(Entries from a dataset of interfaces)
- - -

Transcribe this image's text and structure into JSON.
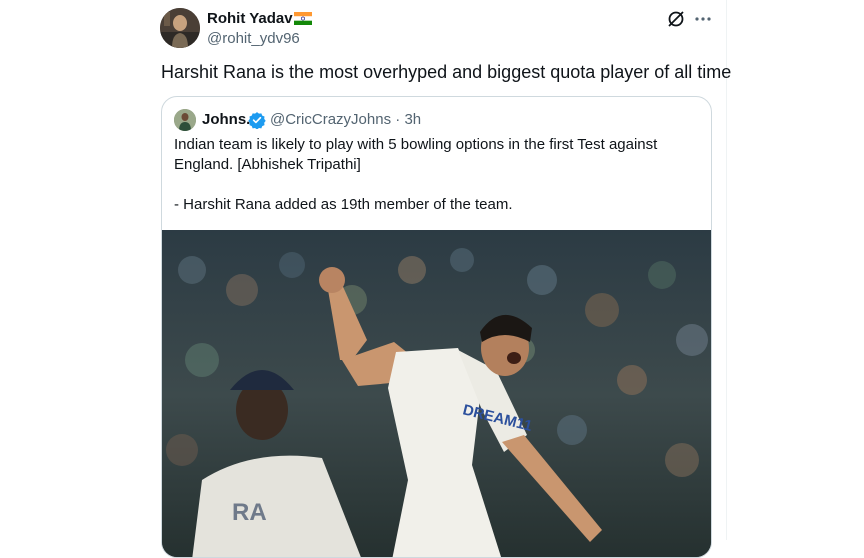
{
  "tweet": {
    "author_name": "Rohit Yadav",
    "author_handle": "@rohit_ydv96",
    "text": "Harshit Rana is the most overhyped and biggest quota player of all time",
    "flag_icon": "india-flag-icon",
    "grok_icon": "grok-icon",
    "more_icon": "more-icon"
  },
  "quote": {
    "author_name": "Johns.",
    "verified_icon": "verified-badge-icon",
    "author_handle": "@CricCrazyJohns",
    "separator": "·",
    "time": "3h",
    "text_line1": "Indian team is likely to play with 5 bowling options in the first Test against England. [Abhishek Tripathi]",
    "text_line2": "- Harshit Rana added as 19th member of the team.",
    "media": {
      "jersey_text": "DREAM11",
      "back_jersey_text": "RA"
    }
  },
  "colors": {
    "text": "#0f1419",
    "secondary": "#536471",
    "border": "#cfd9de",
    "verified": "#1d9bf0"
  }
}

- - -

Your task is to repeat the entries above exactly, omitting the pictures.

→ **Response below**:
Transcribe this image's text and structure into JSON.
{
  "tweet": {
    "author_name": "Rohit Yadav",
    "author_handle": "@rohit_ydv96",
    "text": "Harshit Rana is the most overhyped and biggest quota player of all time",
    "flag_icon": "india-flag-icon",
    "grok_icon": "grok-icon",
    "more_icon": "more-icon"
  },
  "quote": {
    "author_name": "Johns.",
    "verified_icon": "verified-badge-icon",
    "author_handle": "@CricCrazyJohns",
    "separator": "·",
    "time": "3h",
    "text_line1": "Indian team is likely to play with 5 bowling options in the first Test against England. [Abhishek Tripathi]",
    "text_line2": "- Harshit Rana added as 19th member of the team.",
    "media": {
      "jersey_text": "DREAM11",
      "back_jersey_text": "RA"
    }
  },
  "colors": {
    "text": "#0f1419",
    "secondary": "#536471",
    "border": "#cfd9de",
    "verified": "#1d9bf0"
  }
}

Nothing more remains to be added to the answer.